Religion, Science, and Truth

by David Satterlee

Both religion and science build theoretical models to explain observations. Sometimes the models work, sometimes they don’t. Sometimes sacrificing infants to Baal brings productive crops, sometimes bleeding a patient breaks a fever. Most cultures have rejected both of these discredited concepts (religious and scientific, respectively) while even science often fails to distinguish between correlation and cause.

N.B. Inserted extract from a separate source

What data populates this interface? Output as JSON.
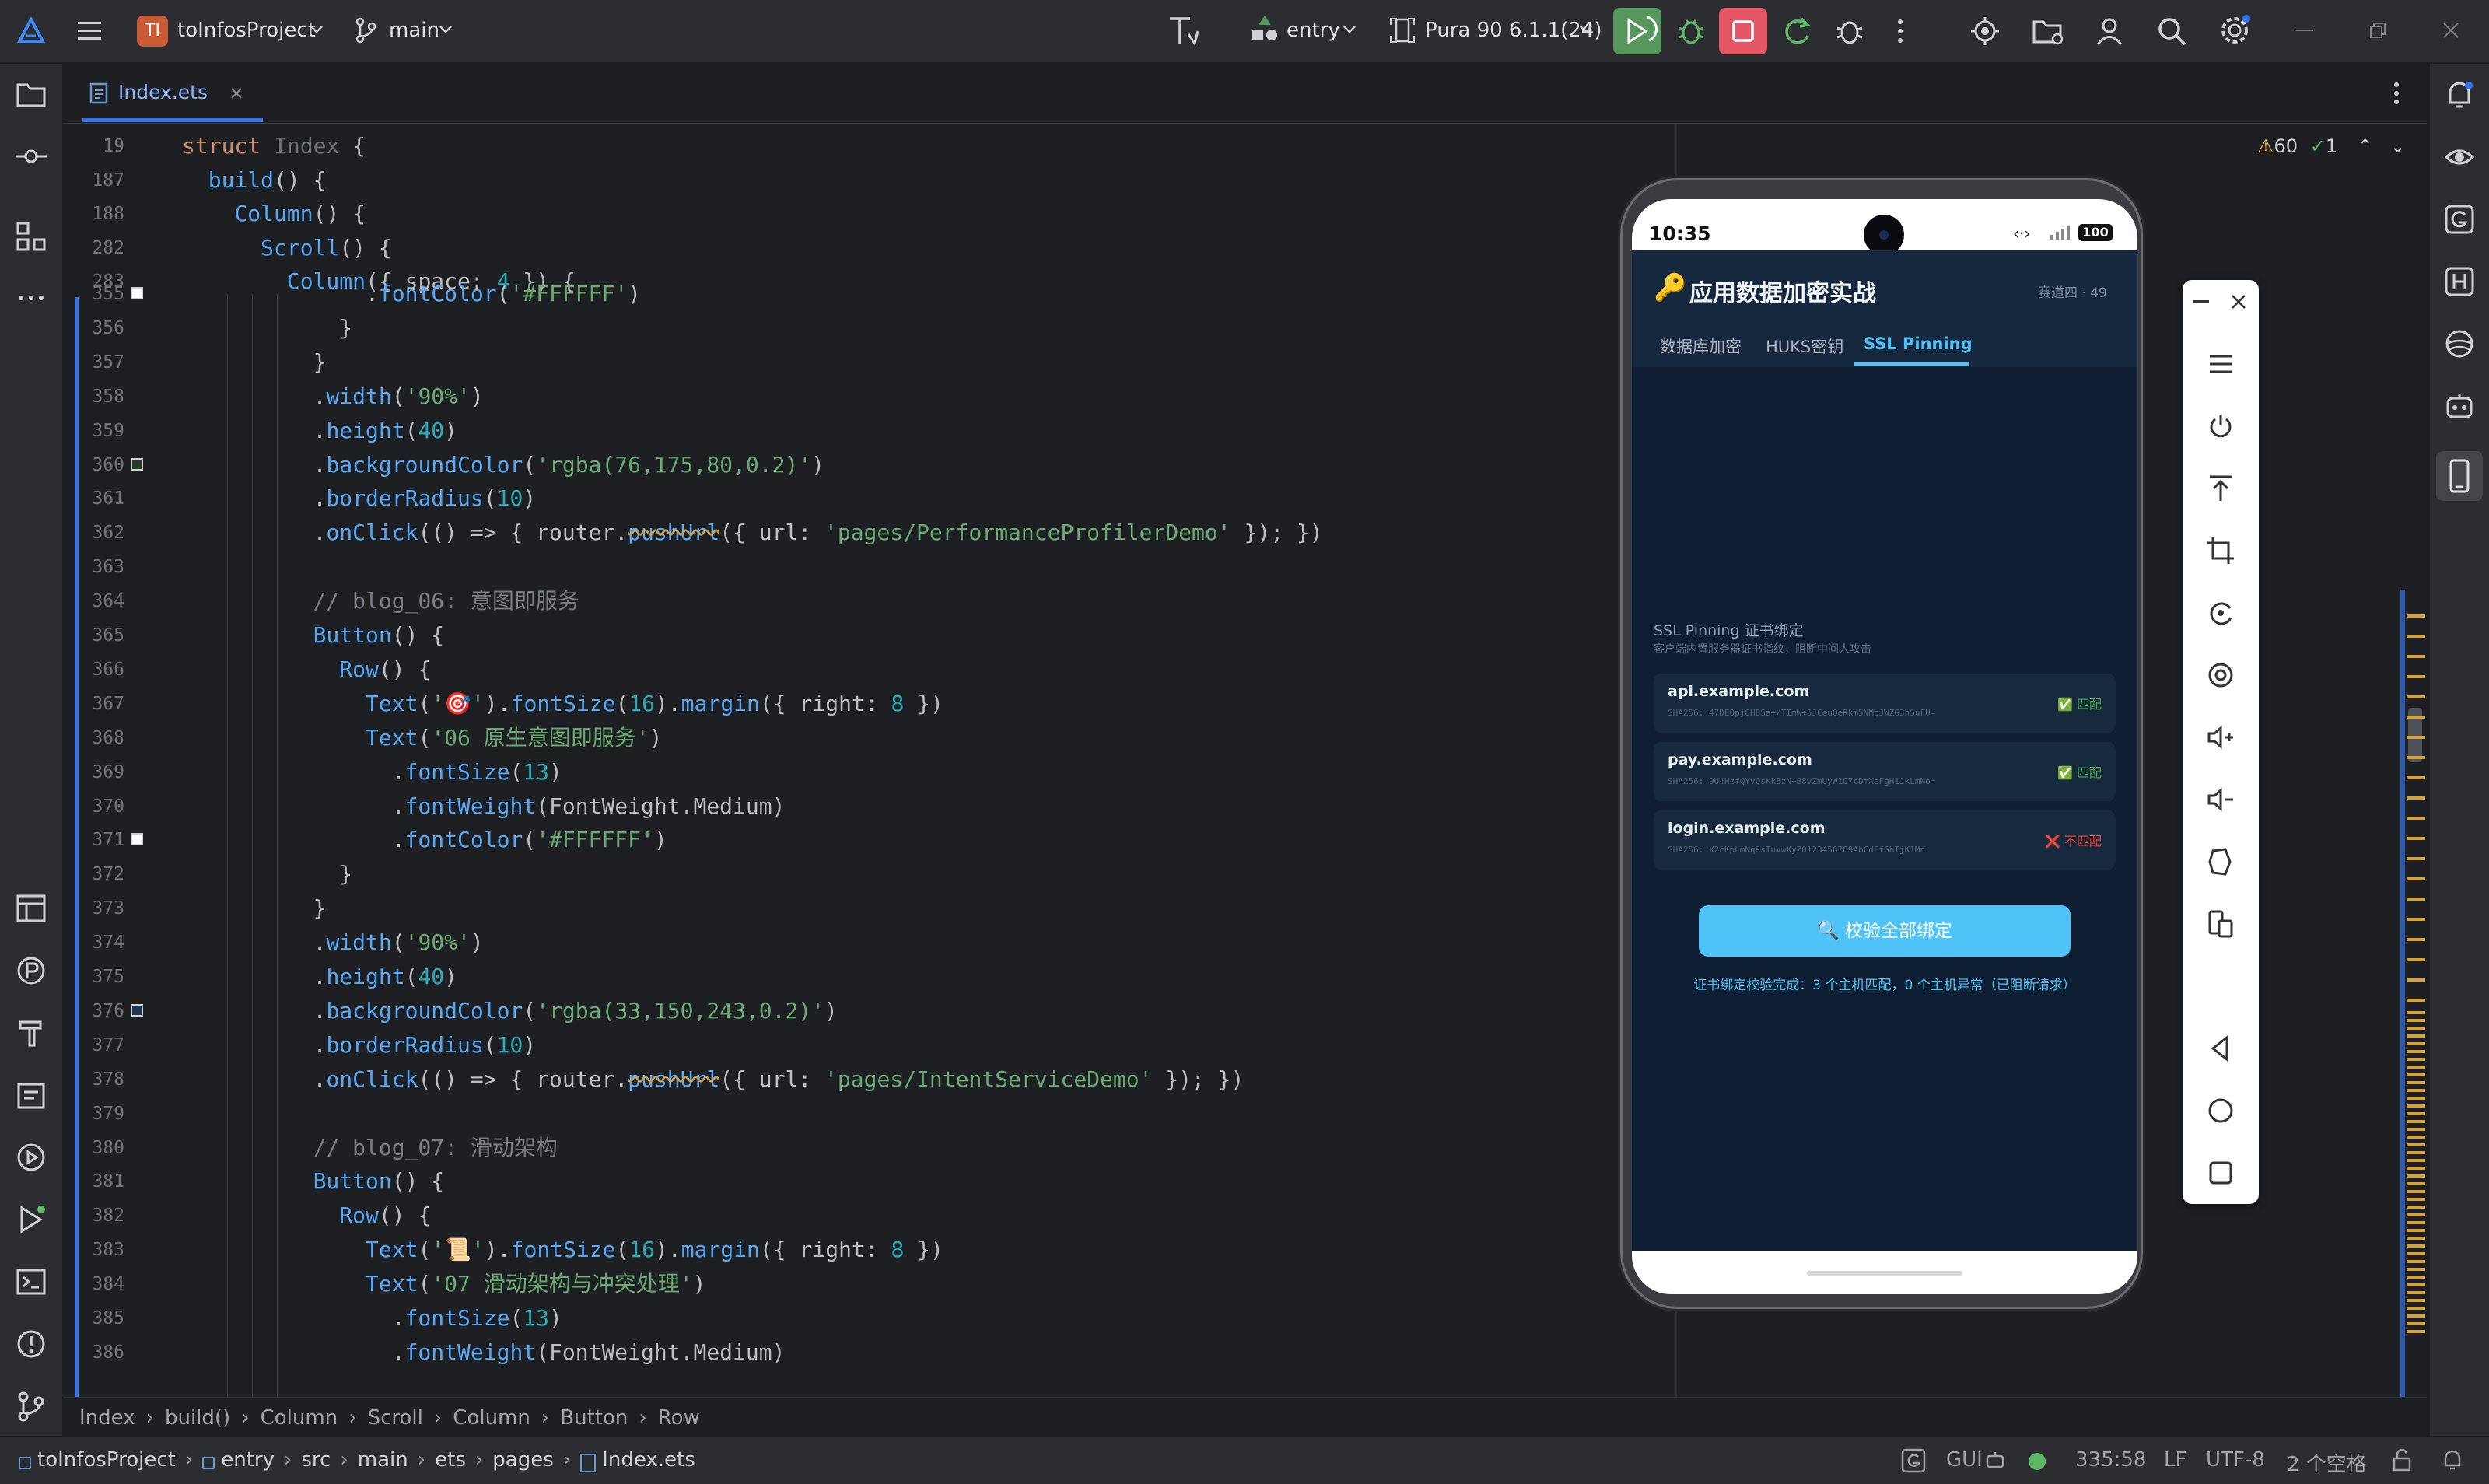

Even having a thoroughly-consistent theory does not establish truth. Traditional Chinese Medicine successfully treats “spleen deficiency” for problems totally unrelated to our anatomical spleen’s function. Both religious and secular authorities have found themselves needing to adjust their accepted doctrine from time to time. Most religions hold a very tenuous claim to truth by faith when you consider that current beliefs (like language, culinary tastes, and DNA) can usually be traced to the intersecting influences of earlier cultures and societies. Continue reading »